A generation of baby boomers has reached mid-life. Most of us have made the life-defining choices -– jobs, spouses and even, on a deeper level, outlooks and philosophies -- that have become the stuff of our lives. If we have worked hard, been wise in our decisions, and, perhaps more than we would like to admit, been blessed with a bit of plain old good luck, our lives hold many rewards and satisfactions.

We have also, however, become acutely aware of the paths we have not taken, of the costs that accompany even our most rewarding choices. What once felt like life-expanding opportunities now feel, more often than we would like, like life-narrowing obligations. Where previously we thought in terms of what could be, now we are faced with daily reminders of what will probably not be. And where before we imagined an unlimited future, now we ask the questions that come with the awareness that time is finite: what must we concede as being unattainable? What will we look back on as having really mattered? And what will be the most rewarding and meaningful way to spend the precious, and hopefully not insignificant, time that remains?

Over the next twenty to thirty years we baby boomers will need to answer these questions. They are, however, questions that our generation is uniquely ill-equipped to address.

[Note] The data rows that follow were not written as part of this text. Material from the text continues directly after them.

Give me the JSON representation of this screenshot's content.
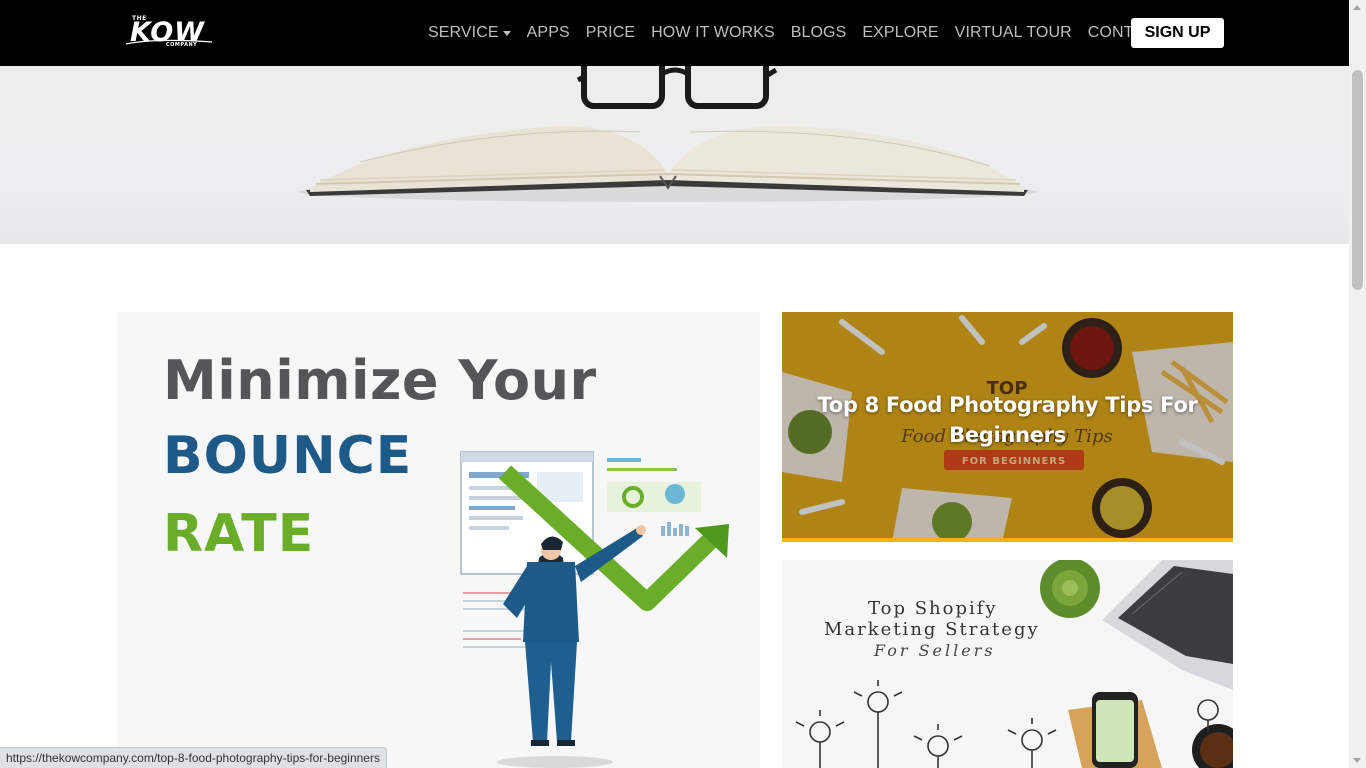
{
  "navbar": {
    "logo": {
      "the": "THE",
      "name": "KOW",
      "company": "COMPANY"
    },
    "links": [
      {
        "label": "SERVICE",
        "has_dropdown": true
      },
      {
        "label": "APPS"
      },
      {
        "label": "PRICE"
      },
      {
        "label": "HOW IT WORKS"
      },
      {
        "label": "BLOGS"
      },
      {
        "label": "EXPLORE"
      },
      {
        "label": "VIRTUAL TOUR"
      },
      {
        "label": "CONTACT"
      }
    ],
    "signup_label": "SIGN UP"
  },
  "hero": {
    "image": "open-book-with-glasses"
  },
  "main_post": {
    "line1": "Minimize Your",
    "line2": "BOUNCE",
    "line3": "RATE",
    "colors": {
      "line1": "#555558",
      "line2": "#1e5a87",
      "line3": "#6aad29"
    }
  },
  "side_posts": [
    {
      "title": "Top 8 Food Photography Tips For Beginners",
      "image_text": "TOP",
      "image_sub": "Food Photography Tips",
      "badge": "FOR BEGINNERS"
    },
    {
      "line1": "Top Shopify",
      "line2": "Marketing Strategy",
      "line3": "For Sellers"
    }
  ],
  "status_bar": {
    "url": "https://thekowcompany.com/top-8-food-photography-tips-for-beginners"
  },
  "colors": {
    "navbar_bg": "#000000",
    "nav_text": "#bfbfbf",
    "signup_bg": "#ffffff"
  }
}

Products of a “we can have it all and if we don’t somebody is to blame” culture, we hold tight to our already over-extended adolescences. We imagine that all gratifications are possible, that all losses are avoidable, and that all constraints are negotiable. As a result, we experience life’s hardships and complexities as unnecessary inconveniences rather than defining, meaning-making, aspects of being human.

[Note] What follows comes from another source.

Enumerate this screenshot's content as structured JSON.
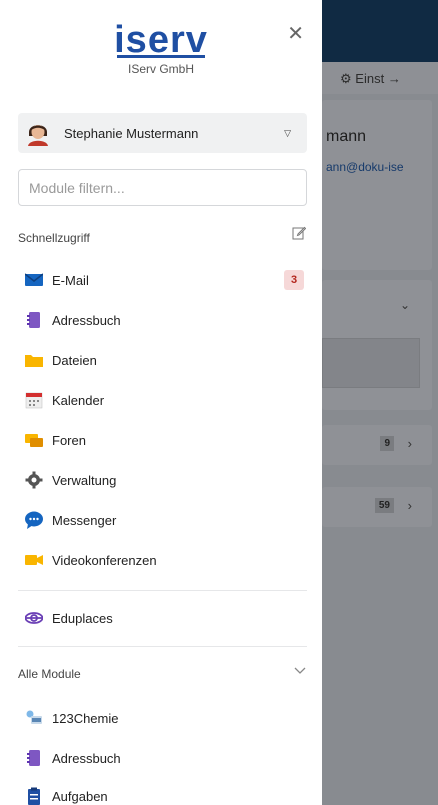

The result? Perhaps more than any previous generation, we will struggle with the inevitable reckoning with reality that comes with middle and older age. Bluntly speaking, we risk becoming the first generation to die before it actually grows up.

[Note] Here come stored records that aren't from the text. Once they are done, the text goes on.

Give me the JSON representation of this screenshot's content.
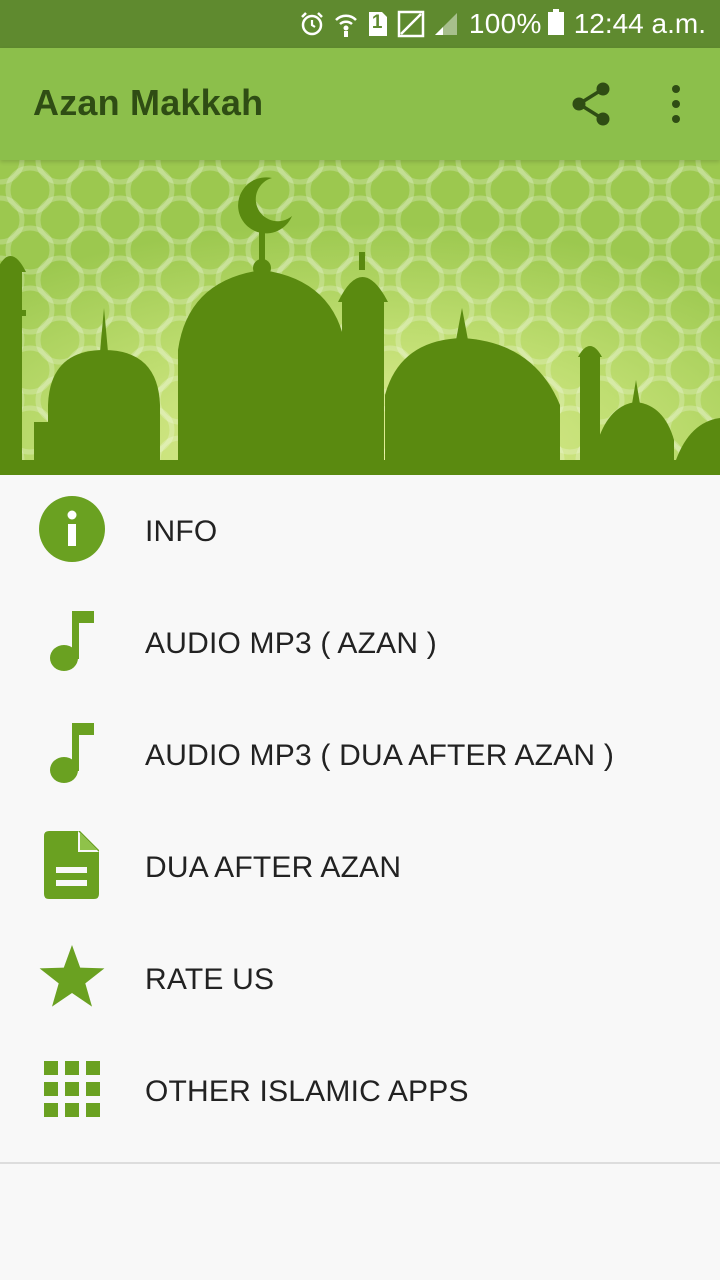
{
  "status_bar": {
    "battery": "100%",
    "time": "12:44 a.m.",
    "sim_label": "1",
    "icons": [
      "alarm-icon",
      "wifi-calling-icon",
      "sim-1-icon",
      "no-sim-icon",
      "signal-icon",
      "battery-icon"
    ]
  },
  "app_bar": {
    "title": "Azan Makkah",
    "actions": [
      "share-icon",
      "overflow-menu-icon"
    ]
  },
  "banner": {
    "image": "mosque-silhouette-banner"
  },
  "menu": {
    "items": [
      {
        "label": "INFO",
        "icon": "info-icon"
      },
      {
        "label": "AUDIO MP3 ( AZAN )",
        "icon": "music-note-icon"
      },
      {
        "label": "AUDIO MP3 ( DUA AFTER AZAN )",
        "icon": "music-note-icon"
      },
      {
        "label": "DUA AFTER AZAN",
        "icon": "document-icon"
      },
      {
        "label": "RATE US",
        "icon": "star-icon"
      },
      {
        "label": "OTHER ISLAMIC APPS",
        "icon": "apps-grid-icon"
      }
    ]
  },
  "colors": {
    "status_bar": "#5f8a2f",
    "app_bar": "#8cbf4b",
    "title_text": "#2f4d14",
    "accent": "#6aa121",
    "background": "#f8f8f8"
  }
}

We can, however, live fully and creatively even as our private hopes and expectations meet the immutable realities that come with our advancing years.

At its best, middle age and beyond can be a time of seeking. In this talk, Dr. O’Connell shows us how the most life-expanding possibilities imaginable can be found in the lives that we already have. How we can find freedom and meaning through the very constraints and limitations that are the hallmark of growing older.